→ Recorded data
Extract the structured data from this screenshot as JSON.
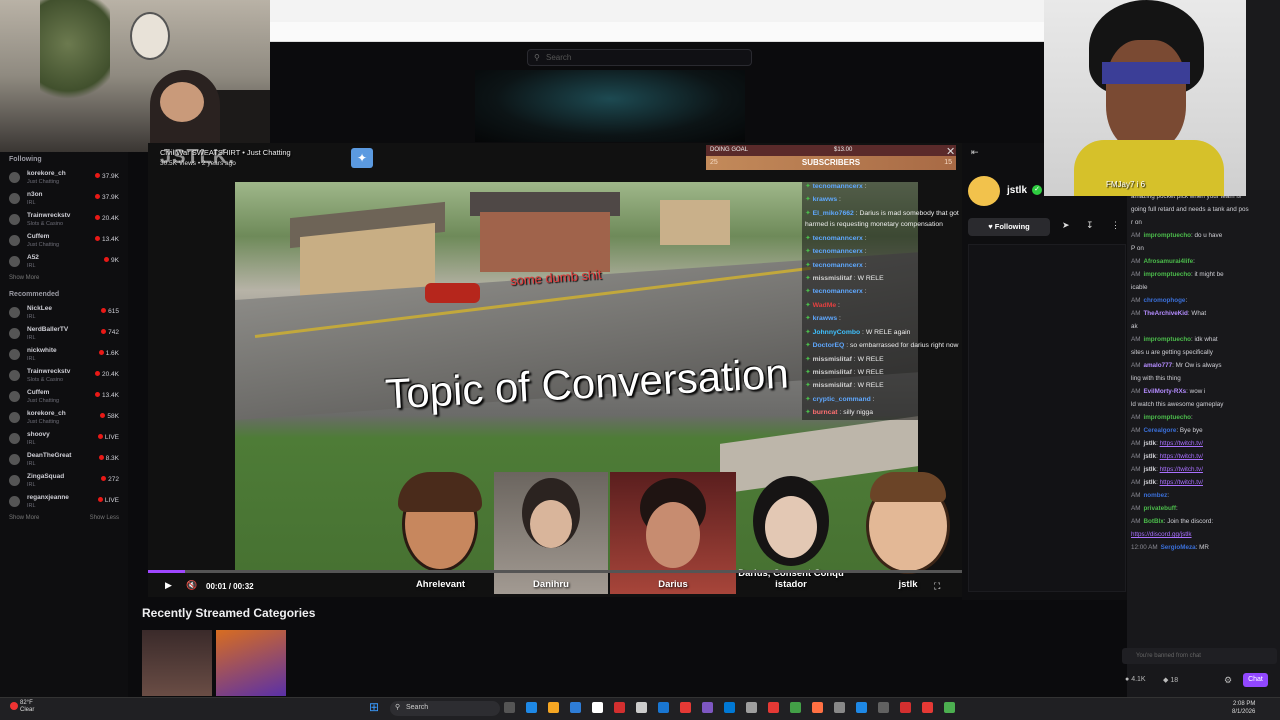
{
  "browser": {
    "search_placeholder": "Search"
  },
  "sidebar": {
    "following_header": "Following",
    "following": [
      {
        "name": "korekore_ch",
        "game": "Just Chatting",
        "count": "37.9K"
      },
      {
        "name": "n3on",
        "game": "IRL",
        "count": "37.9K"
      },
      {
        "name": "Trainwreckstv",
        "game": "Slots & Casino",
        "count": "20.4K"
      },
      {
        "name": "Cuffem",
        "game": "Just Chatting",
        "count": "13.4K"
      },
      {
        "name": "A52",
        "game": "IRL",
        "count": "9K"
      }
    ],
    "show_more": "Show More",
    "recommended_header": "Recommended",
    "recommended": [
      {
        "name": "NickLee",
        "game": "IRL",
        "count": "615"
      },
      {
        "name": "NerdBallerTV",
        "game": "IRL",
        "count": "742"
      },
      {
        "name": "nickwhite",
        "game": "IRL",
        "count": "1.6K"
      },
      {
        "name": "Trainwreckstv",
        "game": "Slots & Casino",
        "count": "20.4K"
      },
      {
        "name": "Cuffem",
        "game": "Just Chatting",
        "count": "13.4K"
      },
      {
        "name": "korekore_ch",
        "game": "Just Chatting",
        "count": "58K"
      },
      {
        "name": "shoovy",
        "game": "IRL",
        "count": "LIVE"
      },
      {
        "name": "DeanTheGreat",
        "game": "IRL",
        "count": "8.3K"
      },
      {
        "name": "ZingaSquad",
        "game": "IRL",
        "count": "272"
      },
      {
        "name": "reganxjeanne",
        "game": "IRL",
        "count": "LIVE"
      }
    ],
    "show_more_2": "Show More",
    "show_less": "Show Less"
  },
  "player": {
    "stream_title": "Civil War SWEATSHIRT • Just Chatting",
    "stream_views": "30.5K Views • 2 years ago",
    "watermark": "JSTLK.",
    "video_title": "Topic of Conversation",
    "video_subtitle": "some dumb shit",
    "elapsed": "00:01",
    "duration": "00:32",
    "progress": 0.045,
    "goal": {
      "label": "DOING GOAL",
      "amount": "$13.00",
      "bar": "SUBSCRIBERS",
      "left": "25",
      "right": "15"
    },
    "tiles": [
      {
        "label": "Ahrelevant"
      },
      {
        "label": "Danihru"
      },
      {
        "label": "Darius"
      },
      {
        "label": "Darius, Consent Conqu istador"
      },
      {
        "label": "jstlk"
      }
    ]
  },
  "overlay_chat": [
    {
      "user": "tecnomanncerx",
      "text": "",
      "color": "#5fa8ff"
    },
    {
      "user": "krawws",
      "text": "",
      "color": "#5fa8ff"
    },
    {
      "user": "El_miko7662",
      "text": "Darius is mad somebody that got harmed is requesting monetary compensation",
      "color": "#5fa8ff",
      "wrap": true
    },
    {
      "user": "tecnomanncerx",
      "text": "",
      "color": "#5fa8ff"
    },
    {
      "user": "tecnomanncerx",
      "text": "",
      "color": "#5fa8ff"
    },
    {
      "user": "tecnomanncerx",
      "text": "",
      "color": "#5fa8ff"
    },
    {
      "user": "missmislitaf",
      "text": "W RELE",
      "color": "#d0d0d0"
    },
    {
      "user": "tecnomanncerx",
      "text": "",
      "color": "#5fa8ff"
    },
    {
      "user": "WadMe",
      "text": "",
      "color": "#e24040"
    },
    {
      "user": "krawws",
      "text": "",
      "color": "#5fa8ff"
    },
    {
      "user": "JohnnyCombo",
      "text": "W RELE again",
      "color": "#3ec1ff"
    },
    {
      "user": "DoctorEQ",
      "text": "so embarrassed for darius right now",
      "color": "#5fa8ff",
      "wrap": true
    },
    {
      "user": "missmislitaf",
      "text": "W RELE",
      "color": "#d0d0d0"
    },
    {
      "user": "missmislitaf",
      "text": "W RELE",
      "color": "#d0d0d0"
    },
    {
      "user": "missmislitaf",
      "text": "W RELE",
      "color": "#d0d0d0"
    },
    {
      "user": "cryptic_command",
      "text": "",
      "color": "#5fa8ff"
    },
    {
      "user": "burncat",
      "text": "silly nigga",
      "color": "#ff7070"
    }
  ],
  "channel": {
    "name": "jstlk",
    "follow_label": "Following",
    "verified": "✓"
  },
  "cam2": {
    "caption": "FMJay7 i 6"
  },
  "right_chat": [
    {
      "time": "",
      "user": "",
      "text": "amazing pocket pick when your team is",
      "color": "#d0d0d6"
    },
    {
      "time": "",
      "user": "",
      "text": "going full retard and needs a tank and pos",
      "color": "#d0d0d6"
    },
    {
      "time": "",
      "user": "",
      "text": "r on",
      "color": "#d0d0d6"
    },
    {
      "time": "AM",
      "user": "impromptuecho",
      "text": "do u have",
      "color": "#4bbb4b"
    },
    {
      "time": "",
      "user": "",
      "text": "P on",
      "color": "#d0d0d6"
    },
    {
      "time": "AM",
      "user": "Afrosamurai4life",
      "text": "",
      "color": "#4bbb4b"
    },
    {
      "time": "AM",
      "user": "impromptuecho",
      "text": "it might be",
      "color": "#4bbb4b"
    },
    {
      "time": "",
      "user": "",
      "text": "icable",
      "color": "#d0d0d6"
    },
    {
      "time": "AM",
      "user": "chromophoge",
      "text": "",
      "color": "#3a6fd8"
    },
    {
      "time": "AM",
      "user": "TheArchiveKid",
      "text": "What",
      "color": "#b48cff"
    },
    {
      "time": "",
      "user": "",
      "text": "ak",
      "color": "#d0d0d6"
    },
    {
      "time": "AM",
      "user": "impromptuecho",
      "text": "idk what",
      "color": "#4bbb4b"
    },
    {
      "time": "",
      "user": "",
      "text": "sites u are getting specifically",
      "color": "#d0d0d6"
    },
    {
      "time": "AM",
      "user": "amalo777",
      "text": "Mr Ow is always",
      "color": "#b48cff"
    },
    {
      "time": "",
      "user": "",
      "text": "ling with this thing",
      "color": "#d0d0d6"
    },
    {
      "time": "AM",
      "user": "EvilMorty-RXs",
      "text": "wow i",
      "color": "#b48cff"
    },
    {
      "time": "",
      "user": "",
      "text": "ld watch this awesome gameplay",
      "color": "#d0d0d6"
    },
    {
      "time": "AM",
      "user": "impromptuecho",
      "text": "",
      "color": "#4bbb4b"
    },
    {
      "time": "AM",
      "user": "Cerealgore",
      "text": "Bye bye",
      "color": "#3a6fd8"
    },
    {
      "time": "AM",
      "user": "jstlk",
      "text": "https://twitch.tv/",
      "color": "#d0d0d6",
      "link": true
    },
    {
      "time": "AM",
      "user": "jstlk",
      "text": "https://twitch.tv/",
      "color": "#d0d0d6",
      "link": true
    },
    {
      "time": "AM",
      "user": "jstlk",
      "text": "https://twitch.tv/",
      "color": "#d0d0d6",
      "link": true
    },
    {
      "time": "AM",
      "user": "jstlk",
      "text": "https://twitch.tv/",
      "color": "#d0d0d6",
      "link": true
    },
    {
      "time": "AM",
      "user": "nombez",
      "text": "",
      "color": "#3a6fd8"
    },
    {
      "time": "AM",
      "user": "privatebuff",
      "text": "",
      "color": "#4bbb4b"
    },
    {
      "time": "AM",
      "user": "BotBlx",
      "text": "Join the discord:",
      "color": "#4bbb4b"
    },
    {
      "time": "",
      "user": "",
      "text": "https://discord.gg/jstlk",
      "color": "#d0d0d6",
      "link": true
    },
    {
      "time": "12:00 AM",
      "user": "SergioMeza",
      "text": "MR",
      "color": "#3a6fd8"
    }
  ],
  "chat_input_placeholder": "You're banned from chat",
  "chat_button": "Chat",
  "chat_stats": {
    "viewers": "4.1K",
    "points": "18"
  },
  "recently_streamed": "Recently Streamed Categories",
  "taskbar": {
    "weather_temp": "82°F",
    "weather_desc": "Clear",
    "search": "Search",
    "time": "2:08 PM",
    "date": "8/1/2026"
  },
  "colors": {
    "accent": "#9147ff",
    "live": "#e91916"
  }
}
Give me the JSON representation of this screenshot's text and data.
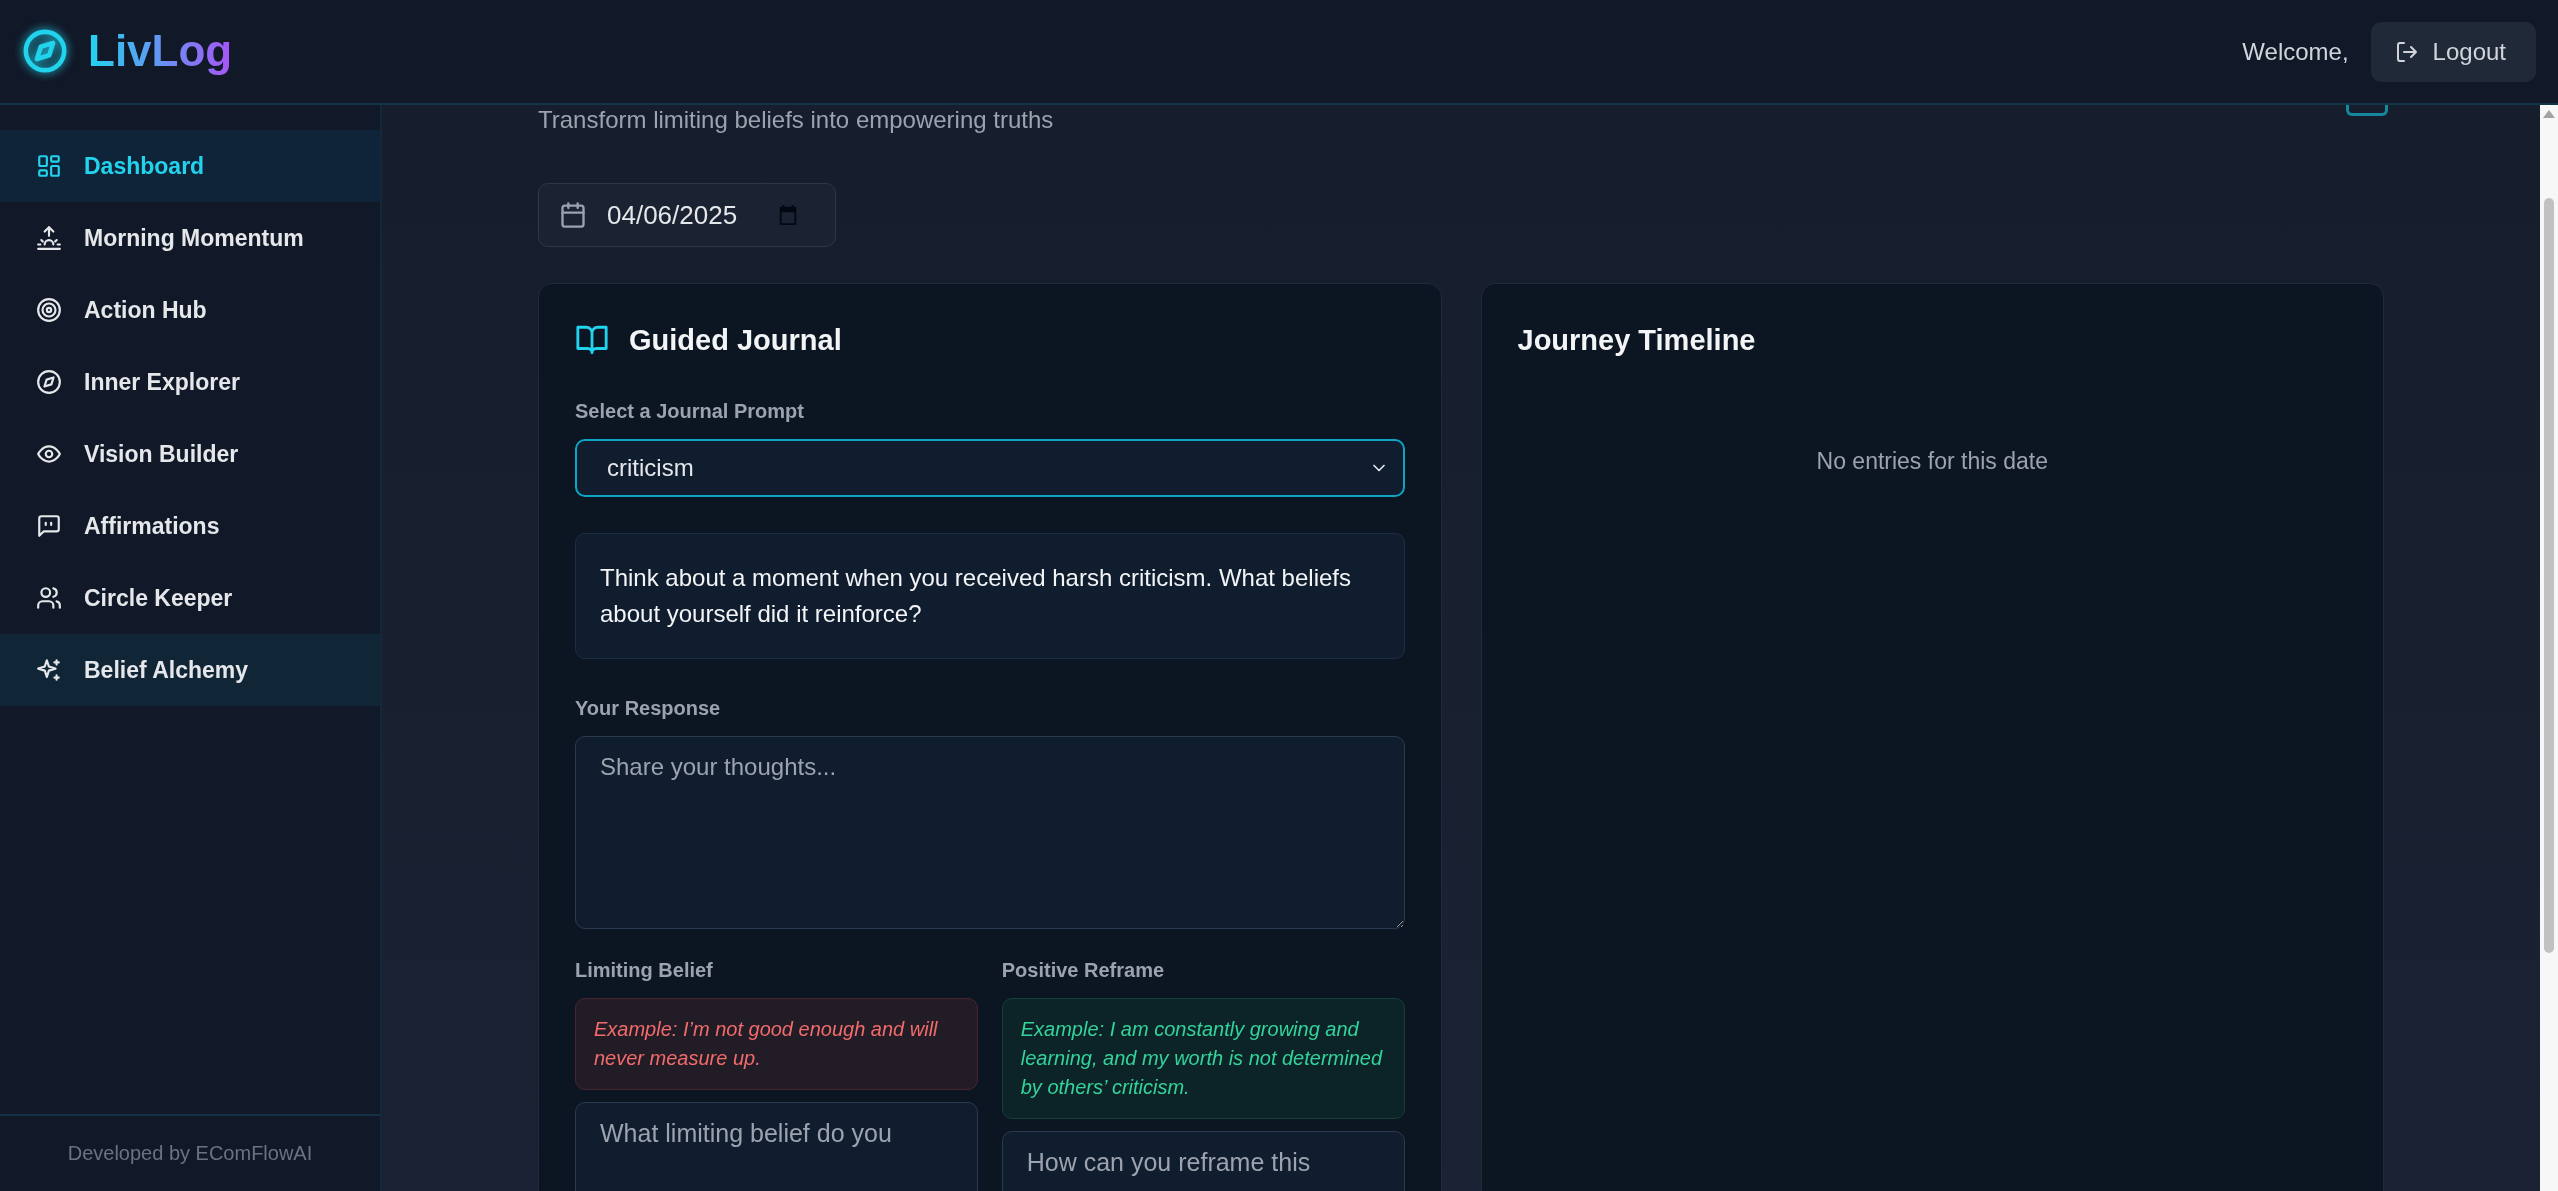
{
  "header": {
    "logo": "LivLog",
    "welcome": "Welcome,",
    "logout": "Logout"
  },
  "sidebar": {
    "items": [
      {
        "label": "Dashboard",
        "selected": true,
        "hovered": false
      },
      {
        "label": "Morning Momentum",
        "selected": false,
        "hovered": false
      },
      {
        "label": "Action Hub",
        "selected": false,
        "hovered": false
      },
      {
        "label": "Inner Explorer",
        "selected": false,
        "hovered": false
      },
      {
        "label": "Vision Builder",
        "selected": false,
        "hovered": false
      },
      {
        "label": "Affirmations",
        "selected": false,
        "hovered": false
      },
      {
        "label": "Circle Keeper",
        "selected": false,
        "hovered": false
      },
      {
        "label": "Belief Alchemy",
        "selected": false,
        "hovered": true
      }
    ],
    "footer": "Developed by EComFlowAI"
  },
  "page": {
    "subtitle": "Transform limiting beliefs into empowering truths",
    "date_field": {
      "value": "04/06/2025"
    }
  },
  "journal": {
    "title": "Guided Journal",
    "prompt_label": "Select a Journal Prompt",
    "prompt_select": {
      "value": "criticism"
    },
    "prompt_text": "Think about a moment when you received harsh criticism. What beliefs about yourself did it reinforce?",
    "response_label": "Your Response",
    "response_field": {
      "placeholder": "Share your thoughts..."
    },
    "columns": [
      {
        "kind": "limiting",
        "label": "Limiting Belief",
        "example": "Example: I’m not good enough and will never measure up.",
        "field": {
          "placeholder": "What limiting belief do you"
        }
      },
      {
        "kind": "reframe",
        "label": "Positive Reframe",
        "example": "Example: I am constantly growing and learning, and my worth is not determined by others’ criticism.",
        "field": {
          "placeholder": "How can you reframe this"
        }
      }
    ]
  },
  "timeline": {
    "title": "Journey Timeline",
    "empty_message": "No entries for this date"
  }
}
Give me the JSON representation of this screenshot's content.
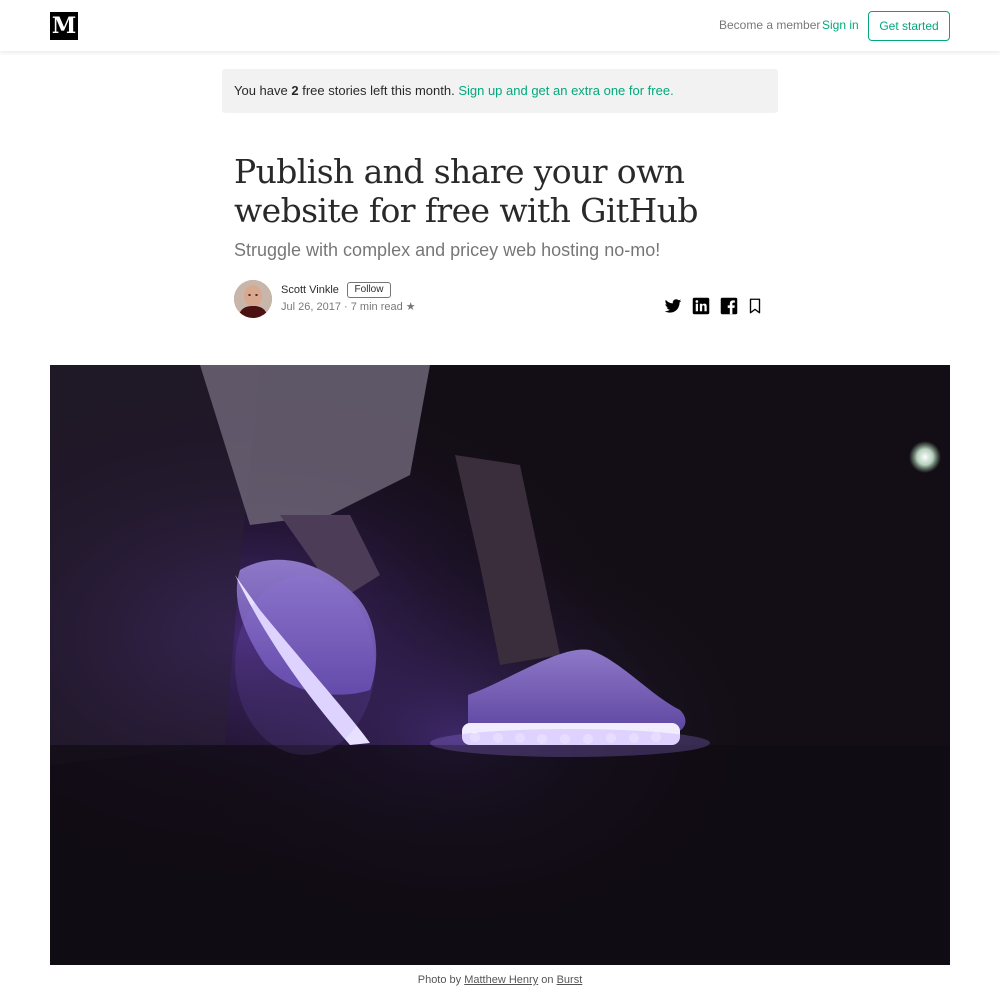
{
  "header": {
    "logo_letter": "M",
    "become_member": "Become a member",
    "sign_in": "Sign in",
    "get_started": "Get started"
  },
  "meter": {
    "prefix": "You have",
    "count": "2",
    "middle": "free stories left this month.",
    "signup_link": "Sign up and get an extra one for free."
  },
  "article": {
    "title": "Publish and share your own website for free with GitHub",
    "subtitle": "Struggle with complex and pricey web hosting no-mo!",
    "author": {
      "name": "Scott Vinkle",
      "follow_label": "Follow",
      "date": "Jul 26, 2017",
      "separator": "·",
      "read_time": "7 min read",
      "star": "★"
    },
    "share_icons": [
      "twitter-icon",
      "linkedin-icon",
      "facebook-icon",
      "bookmark-icon"
    ]
  },
  "hero_caption": {
    "prefix": "Photo by",
    "photographer": "Matthew Henry",
    "middle": "on",
    "source": "Burst"
  },
  "colors": {
    "accent": "#03a87c",
    "meter_bg": "#f2f2f2",
    "hero_glow": "#8a5cf0"
  }
}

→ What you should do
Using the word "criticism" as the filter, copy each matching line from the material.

→ Answer box
      "value": "criticism"
    "prompt_text": "Think about a moment when you received harsh criticism. What beliefs about yourself did it reinforce?",
        "example": "Example: I am constantly growing and learning, and my worth is not determined by others’ criticism.",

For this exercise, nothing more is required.